The Steelers have a message for Eagles quarterback Carson Wentz on Sunday: Run at your own risk.
Wentz has been running the ball more often of late, with seven attempts in Week Four against the 49ers and nine in Week Three against Cincinnati. As the Steelers prepare to face Wentz, Pittsburgh defensive coordinator Keith Butler had a clear instruction to his players.
“If Wentz takes off he’s told his players you remember he’s a runner not a quarterback,” said Aditi Kinkhabwala of NFL Media, regarding Butler. “That means you hit him and you hit him hard enough to dissuade him from doing it more.”
That sounds familiar. It sounds a little like something someone said the 49ers should consider doing to a certain quarterback who had run through and around the Titans in the AFC Championship as defensive players tippy-toed around the prospect of subjecting Mahomes to the same kind of physicality that running backs routinely face.
In an era where the NFL protects its quarterbacks (especially the stars) at all costs, quarterbacks who become runners forfeit those protections. So if you hit quarterbacks like running backs and they feel it like running backs they may think twice before running again.
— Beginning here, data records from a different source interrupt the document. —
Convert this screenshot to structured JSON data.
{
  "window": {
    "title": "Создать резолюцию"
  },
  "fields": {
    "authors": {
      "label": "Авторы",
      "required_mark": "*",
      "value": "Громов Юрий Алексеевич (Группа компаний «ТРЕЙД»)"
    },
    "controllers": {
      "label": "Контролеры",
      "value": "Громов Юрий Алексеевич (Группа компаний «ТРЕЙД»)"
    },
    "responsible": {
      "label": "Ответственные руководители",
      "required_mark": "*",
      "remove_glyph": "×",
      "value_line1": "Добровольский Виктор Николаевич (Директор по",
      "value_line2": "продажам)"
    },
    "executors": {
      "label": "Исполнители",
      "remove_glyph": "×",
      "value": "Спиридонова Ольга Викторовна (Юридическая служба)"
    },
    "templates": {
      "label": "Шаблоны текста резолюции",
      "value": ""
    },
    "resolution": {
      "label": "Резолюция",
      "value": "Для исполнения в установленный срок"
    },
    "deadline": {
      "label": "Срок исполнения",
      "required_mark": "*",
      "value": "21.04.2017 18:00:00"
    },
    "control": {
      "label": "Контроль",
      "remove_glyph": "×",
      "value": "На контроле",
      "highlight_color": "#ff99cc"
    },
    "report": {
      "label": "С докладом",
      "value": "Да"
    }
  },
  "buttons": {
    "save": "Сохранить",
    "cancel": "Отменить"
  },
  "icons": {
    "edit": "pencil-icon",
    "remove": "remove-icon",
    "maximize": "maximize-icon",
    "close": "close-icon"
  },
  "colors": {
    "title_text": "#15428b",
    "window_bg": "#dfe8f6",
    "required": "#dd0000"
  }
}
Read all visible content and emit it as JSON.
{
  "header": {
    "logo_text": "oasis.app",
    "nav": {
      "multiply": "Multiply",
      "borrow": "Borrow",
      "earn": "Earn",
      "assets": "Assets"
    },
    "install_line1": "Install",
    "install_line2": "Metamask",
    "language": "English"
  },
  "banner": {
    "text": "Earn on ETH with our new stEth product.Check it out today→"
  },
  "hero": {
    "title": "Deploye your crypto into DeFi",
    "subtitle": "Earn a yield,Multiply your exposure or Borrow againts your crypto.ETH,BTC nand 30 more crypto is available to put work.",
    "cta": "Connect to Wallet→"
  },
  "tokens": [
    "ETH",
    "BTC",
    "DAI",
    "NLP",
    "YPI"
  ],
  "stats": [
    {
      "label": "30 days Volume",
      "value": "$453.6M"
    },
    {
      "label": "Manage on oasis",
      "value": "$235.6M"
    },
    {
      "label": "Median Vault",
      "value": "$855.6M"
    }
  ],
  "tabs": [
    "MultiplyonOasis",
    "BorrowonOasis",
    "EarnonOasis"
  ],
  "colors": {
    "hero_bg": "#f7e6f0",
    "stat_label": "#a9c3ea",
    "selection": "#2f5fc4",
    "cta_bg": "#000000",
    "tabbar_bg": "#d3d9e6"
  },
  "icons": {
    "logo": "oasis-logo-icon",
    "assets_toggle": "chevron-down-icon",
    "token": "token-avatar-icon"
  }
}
It may not mesh with the league’s fairly recent (in the grand scheme of things) obsession with player safety, but it definitely meshes with the reality that football remains a physical game premised in part on establishing dominance and intimidation of an opponent. As anyone who ever has been hit hard in any athletic setting knows, that first big hit always makes you think twice about risking a second one.